_Your instructions_: Scan the records for "structured". Report each line that includes it.

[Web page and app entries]
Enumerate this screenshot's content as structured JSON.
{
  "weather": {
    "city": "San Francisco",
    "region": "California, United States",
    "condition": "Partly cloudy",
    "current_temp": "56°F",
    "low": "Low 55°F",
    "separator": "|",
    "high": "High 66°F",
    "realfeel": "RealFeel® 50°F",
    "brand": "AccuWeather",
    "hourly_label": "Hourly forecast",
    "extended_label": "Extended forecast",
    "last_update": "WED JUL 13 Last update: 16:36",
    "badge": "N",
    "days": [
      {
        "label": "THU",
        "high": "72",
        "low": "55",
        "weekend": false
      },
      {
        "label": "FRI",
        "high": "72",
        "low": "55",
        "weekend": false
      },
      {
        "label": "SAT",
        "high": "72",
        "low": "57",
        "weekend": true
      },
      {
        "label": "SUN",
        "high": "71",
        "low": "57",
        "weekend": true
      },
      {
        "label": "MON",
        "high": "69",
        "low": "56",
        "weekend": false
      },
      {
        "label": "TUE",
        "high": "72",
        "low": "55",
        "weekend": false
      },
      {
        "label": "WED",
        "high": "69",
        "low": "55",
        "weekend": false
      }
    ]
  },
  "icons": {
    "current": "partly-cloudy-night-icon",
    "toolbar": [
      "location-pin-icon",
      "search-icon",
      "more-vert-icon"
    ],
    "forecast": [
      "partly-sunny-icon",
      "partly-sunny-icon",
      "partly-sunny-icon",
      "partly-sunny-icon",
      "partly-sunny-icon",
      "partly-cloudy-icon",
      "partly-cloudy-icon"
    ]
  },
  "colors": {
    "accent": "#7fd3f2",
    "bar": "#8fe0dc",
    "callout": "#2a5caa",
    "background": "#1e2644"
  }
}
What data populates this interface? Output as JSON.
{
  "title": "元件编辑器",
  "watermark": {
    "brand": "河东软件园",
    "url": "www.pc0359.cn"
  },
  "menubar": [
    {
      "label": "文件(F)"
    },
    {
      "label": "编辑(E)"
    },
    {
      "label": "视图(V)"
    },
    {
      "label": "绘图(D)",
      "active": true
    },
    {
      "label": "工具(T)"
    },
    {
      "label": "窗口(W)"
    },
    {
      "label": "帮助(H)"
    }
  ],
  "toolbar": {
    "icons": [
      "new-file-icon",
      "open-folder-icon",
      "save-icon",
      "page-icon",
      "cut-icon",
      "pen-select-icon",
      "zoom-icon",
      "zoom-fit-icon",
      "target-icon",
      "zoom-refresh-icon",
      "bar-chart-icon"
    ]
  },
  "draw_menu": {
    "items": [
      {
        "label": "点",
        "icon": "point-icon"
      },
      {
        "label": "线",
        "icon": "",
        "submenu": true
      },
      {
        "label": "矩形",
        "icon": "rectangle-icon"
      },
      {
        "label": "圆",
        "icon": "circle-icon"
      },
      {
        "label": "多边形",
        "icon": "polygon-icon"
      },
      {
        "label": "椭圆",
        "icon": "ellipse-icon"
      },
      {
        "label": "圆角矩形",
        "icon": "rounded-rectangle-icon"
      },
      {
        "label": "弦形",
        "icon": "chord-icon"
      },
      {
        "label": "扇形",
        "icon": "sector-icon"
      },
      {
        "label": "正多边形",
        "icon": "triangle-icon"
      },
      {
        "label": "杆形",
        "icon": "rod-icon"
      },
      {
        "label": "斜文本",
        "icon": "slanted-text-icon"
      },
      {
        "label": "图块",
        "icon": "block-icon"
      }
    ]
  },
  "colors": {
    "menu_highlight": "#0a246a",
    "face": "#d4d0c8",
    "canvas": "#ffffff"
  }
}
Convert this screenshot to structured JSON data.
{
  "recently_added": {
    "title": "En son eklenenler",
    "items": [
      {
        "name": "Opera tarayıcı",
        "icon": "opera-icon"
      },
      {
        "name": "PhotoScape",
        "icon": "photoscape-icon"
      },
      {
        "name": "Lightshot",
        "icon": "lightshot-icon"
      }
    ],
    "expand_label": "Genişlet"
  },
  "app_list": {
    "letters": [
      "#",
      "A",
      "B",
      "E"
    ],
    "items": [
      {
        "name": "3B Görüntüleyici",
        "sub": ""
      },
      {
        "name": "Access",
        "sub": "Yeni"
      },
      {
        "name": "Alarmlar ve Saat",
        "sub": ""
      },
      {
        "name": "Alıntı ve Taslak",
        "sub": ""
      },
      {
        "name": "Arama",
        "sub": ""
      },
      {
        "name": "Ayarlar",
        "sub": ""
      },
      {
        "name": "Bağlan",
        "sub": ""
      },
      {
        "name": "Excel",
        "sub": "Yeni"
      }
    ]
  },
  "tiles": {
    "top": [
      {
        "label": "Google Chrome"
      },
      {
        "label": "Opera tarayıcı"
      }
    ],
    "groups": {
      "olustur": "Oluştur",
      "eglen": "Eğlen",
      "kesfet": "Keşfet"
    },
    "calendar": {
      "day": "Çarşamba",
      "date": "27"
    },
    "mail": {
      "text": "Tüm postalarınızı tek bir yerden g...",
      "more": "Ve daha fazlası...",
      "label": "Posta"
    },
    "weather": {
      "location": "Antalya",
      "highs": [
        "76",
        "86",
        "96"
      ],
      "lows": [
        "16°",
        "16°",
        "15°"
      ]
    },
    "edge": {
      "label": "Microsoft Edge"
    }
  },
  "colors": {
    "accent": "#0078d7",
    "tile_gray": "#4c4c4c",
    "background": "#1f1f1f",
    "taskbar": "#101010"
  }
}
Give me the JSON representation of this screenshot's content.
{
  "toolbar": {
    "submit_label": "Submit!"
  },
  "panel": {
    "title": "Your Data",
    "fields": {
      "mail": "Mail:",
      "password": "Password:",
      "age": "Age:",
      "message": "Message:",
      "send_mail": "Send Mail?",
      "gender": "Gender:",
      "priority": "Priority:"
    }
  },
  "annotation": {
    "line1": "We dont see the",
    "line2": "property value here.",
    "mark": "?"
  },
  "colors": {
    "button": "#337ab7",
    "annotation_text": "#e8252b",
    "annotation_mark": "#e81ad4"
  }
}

_Exercise output_:
Enumerate this screenshot's content as structured JSON.
Convert this screenshot to structured JSON data.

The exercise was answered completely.